The decision, which Meta plans to appeal, is the latest in a years-long legal tug-of-war. Section 702 of the Foreign Intelligence Surveillance Act allows US intelligence agencies to obtain emails and other customer communications from US companies without court approval. The privacy provisions apply only to US citizens and residents. Although the EU has repeatedly urged US companies to protect European data from such access, this has never been fully implemented.
Unless US surveillance laws are changed, Meta must now fundamentally restructure its system. At the heart of the penalty is the fundamental legal conflict between US government regulations and European data protection law. The US Congress is waiting for an update to FISA Section 702; however, the privacy rights of non-US citizens have not been addressed in the debate so far.

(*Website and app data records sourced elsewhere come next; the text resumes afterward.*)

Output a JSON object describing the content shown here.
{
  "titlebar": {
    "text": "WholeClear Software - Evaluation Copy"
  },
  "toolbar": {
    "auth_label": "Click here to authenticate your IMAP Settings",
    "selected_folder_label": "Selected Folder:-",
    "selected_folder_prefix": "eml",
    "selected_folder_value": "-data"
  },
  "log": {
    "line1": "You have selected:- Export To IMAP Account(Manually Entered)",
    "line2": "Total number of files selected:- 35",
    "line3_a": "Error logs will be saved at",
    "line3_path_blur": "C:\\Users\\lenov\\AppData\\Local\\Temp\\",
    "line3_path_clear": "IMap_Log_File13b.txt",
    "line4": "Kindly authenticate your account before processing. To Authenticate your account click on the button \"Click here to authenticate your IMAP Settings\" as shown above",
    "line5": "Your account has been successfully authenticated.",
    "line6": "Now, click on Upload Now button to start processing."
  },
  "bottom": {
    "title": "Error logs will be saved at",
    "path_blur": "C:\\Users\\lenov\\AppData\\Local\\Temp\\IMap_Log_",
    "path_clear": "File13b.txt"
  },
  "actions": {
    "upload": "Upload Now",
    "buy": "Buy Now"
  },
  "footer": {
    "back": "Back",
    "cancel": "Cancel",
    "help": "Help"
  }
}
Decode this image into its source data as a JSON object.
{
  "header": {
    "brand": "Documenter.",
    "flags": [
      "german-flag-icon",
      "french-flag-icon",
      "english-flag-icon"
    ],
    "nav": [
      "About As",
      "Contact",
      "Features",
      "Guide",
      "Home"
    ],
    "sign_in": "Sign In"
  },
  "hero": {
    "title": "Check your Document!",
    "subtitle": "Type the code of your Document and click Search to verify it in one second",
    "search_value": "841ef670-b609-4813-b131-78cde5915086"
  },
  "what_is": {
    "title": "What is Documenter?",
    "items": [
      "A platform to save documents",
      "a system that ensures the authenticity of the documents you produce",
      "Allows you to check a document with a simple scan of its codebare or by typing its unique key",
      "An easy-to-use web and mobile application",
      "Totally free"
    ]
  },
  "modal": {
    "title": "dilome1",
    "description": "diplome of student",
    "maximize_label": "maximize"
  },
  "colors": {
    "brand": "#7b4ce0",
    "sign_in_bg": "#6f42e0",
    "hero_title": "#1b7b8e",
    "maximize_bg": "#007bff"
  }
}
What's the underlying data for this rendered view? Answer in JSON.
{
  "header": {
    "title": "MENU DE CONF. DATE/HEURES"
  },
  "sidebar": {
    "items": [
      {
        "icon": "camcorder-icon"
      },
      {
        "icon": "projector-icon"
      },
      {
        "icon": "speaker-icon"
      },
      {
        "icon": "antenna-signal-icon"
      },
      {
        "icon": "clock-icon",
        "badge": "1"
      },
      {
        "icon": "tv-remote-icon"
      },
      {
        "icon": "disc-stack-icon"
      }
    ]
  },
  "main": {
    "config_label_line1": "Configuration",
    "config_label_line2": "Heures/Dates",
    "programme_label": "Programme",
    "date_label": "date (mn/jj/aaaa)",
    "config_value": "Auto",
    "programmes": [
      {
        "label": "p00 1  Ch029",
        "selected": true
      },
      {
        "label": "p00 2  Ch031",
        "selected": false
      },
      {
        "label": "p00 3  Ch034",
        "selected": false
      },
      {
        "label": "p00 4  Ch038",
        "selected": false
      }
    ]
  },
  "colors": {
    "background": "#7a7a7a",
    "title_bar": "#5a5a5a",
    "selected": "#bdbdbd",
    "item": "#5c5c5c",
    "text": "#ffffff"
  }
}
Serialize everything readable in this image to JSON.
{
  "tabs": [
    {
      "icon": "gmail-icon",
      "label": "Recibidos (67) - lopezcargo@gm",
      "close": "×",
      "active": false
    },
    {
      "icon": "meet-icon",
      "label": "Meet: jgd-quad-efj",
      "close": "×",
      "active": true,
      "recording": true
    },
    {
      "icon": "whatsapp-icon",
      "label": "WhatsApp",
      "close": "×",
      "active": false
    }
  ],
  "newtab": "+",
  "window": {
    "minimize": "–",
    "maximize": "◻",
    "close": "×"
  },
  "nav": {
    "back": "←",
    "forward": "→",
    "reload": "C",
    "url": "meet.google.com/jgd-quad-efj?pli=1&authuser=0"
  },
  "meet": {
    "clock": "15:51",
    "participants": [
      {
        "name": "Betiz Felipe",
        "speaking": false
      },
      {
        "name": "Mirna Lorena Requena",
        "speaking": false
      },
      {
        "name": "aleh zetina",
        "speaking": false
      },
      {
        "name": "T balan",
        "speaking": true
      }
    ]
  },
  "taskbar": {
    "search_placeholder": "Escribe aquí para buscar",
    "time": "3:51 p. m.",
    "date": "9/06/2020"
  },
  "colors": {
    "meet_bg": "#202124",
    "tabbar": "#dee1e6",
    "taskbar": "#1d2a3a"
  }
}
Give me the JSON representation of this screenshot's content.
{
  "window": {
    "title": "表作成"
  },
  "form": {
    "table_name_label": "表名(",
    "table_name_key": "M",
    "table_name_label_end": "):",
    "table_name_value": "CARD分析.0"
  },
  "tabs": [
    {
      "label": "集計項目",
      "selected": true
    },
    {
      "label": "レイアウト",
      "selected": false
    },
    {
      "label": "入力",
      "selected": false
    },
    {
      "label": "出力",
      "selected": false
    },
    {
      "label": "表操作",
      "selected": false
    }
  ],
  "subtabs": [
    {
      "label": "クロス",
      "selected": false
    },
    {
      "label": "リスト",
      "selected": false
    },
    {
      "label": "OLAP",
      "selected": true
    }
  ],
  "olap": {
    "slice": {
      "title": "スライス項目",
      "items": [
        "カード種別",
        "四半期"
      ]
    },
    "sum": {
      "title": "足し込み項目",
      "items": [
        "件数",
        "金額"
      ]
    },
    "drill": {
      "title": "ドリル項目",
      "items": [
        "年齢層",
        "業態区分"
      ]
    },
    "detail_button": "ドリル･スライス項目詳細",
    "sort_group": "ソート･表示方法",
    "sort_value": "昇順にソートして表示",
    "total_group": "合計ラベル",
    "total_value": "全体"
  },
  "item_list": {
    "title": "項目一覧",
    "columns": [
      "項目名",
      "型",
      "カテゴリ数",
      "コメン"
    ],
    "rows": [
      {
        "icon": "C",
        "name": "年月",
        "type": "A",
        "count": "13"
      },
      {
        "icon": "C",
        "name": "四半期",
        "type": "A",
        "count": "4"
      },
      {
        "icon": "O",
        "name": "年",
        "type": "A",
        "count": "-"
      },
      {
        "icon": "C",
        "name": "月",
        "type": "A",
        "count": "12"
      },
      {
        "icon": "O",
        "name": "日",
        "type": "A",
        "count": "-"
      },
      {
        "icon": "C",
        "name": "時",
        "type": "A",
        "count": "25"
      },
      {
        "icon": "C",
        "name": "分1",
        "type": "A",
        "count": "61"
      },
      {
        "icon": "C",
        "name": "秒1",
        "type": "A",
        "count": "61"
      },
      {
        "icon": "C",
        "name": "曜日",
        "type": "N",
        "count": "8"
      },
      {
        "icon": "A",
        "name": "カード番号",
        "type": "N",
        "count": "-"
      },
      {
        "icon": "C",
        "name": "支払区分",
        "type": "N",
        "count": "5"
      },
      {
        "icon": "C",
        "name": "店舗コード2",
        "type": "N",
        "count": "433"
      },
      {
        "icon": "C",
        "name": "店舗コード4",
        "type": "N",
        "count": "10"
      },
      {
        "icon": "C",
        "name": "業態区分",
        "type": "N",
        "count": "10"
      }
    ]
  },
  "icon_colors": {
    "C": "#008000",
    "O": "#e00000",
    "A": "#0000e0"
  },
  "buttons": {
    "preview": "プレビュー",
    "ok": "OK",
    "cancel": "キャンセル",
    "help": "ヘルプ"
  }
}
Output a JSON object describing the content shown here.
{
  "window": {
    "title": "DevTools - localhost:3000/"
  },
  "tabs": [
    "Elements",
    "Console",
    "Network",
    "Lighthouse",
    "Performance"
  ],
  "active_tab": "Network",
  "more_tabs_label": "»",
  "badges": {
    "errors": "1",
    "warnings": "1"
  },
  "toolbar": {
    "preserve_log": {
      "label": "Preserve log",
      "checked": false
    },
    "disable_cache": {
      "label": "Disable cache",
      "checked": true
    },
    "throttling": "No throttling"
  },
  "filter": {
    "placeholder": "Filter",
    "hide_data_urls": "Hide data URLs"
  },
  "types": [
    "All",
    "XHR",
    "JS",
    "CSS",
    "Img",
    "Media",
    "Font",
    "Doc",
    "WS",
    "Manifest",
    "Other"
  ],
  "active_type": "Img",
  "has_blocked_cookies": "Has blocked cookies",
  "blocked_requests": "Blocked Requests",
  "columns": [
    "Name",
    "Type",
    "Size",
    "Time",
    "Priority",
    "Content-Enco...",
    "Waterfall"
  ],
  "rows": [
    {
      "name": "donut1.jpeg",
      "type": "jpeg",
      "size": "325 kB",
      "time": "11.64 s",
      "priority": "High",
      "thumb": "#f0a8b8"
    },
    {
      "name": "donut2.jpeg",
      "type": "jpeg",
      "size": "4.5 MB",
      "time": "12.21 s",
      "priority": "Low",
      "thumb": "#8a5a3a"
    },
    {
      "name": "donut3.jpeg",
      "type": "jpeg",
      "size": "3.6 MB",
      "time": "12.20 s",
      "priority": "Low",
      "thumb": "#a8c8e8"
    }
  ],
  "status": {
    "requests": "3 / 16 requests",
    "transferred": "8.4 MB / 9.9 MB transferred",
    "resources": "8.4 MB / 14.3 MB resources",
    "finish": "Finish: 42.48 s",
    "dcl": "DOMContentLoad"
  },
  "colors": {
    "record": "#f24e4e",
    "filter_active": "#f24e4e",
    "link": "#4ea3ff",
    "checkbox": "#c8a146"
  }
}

Time will tell whether a court will uphold this decision. However, the transfer of data to the US has long been a problem and a risk that should not be taken lightly. The decision comes at the same time as the Data Protection Conference statement, which tightens the requirement for cloud providers outside the EU or secure third countries.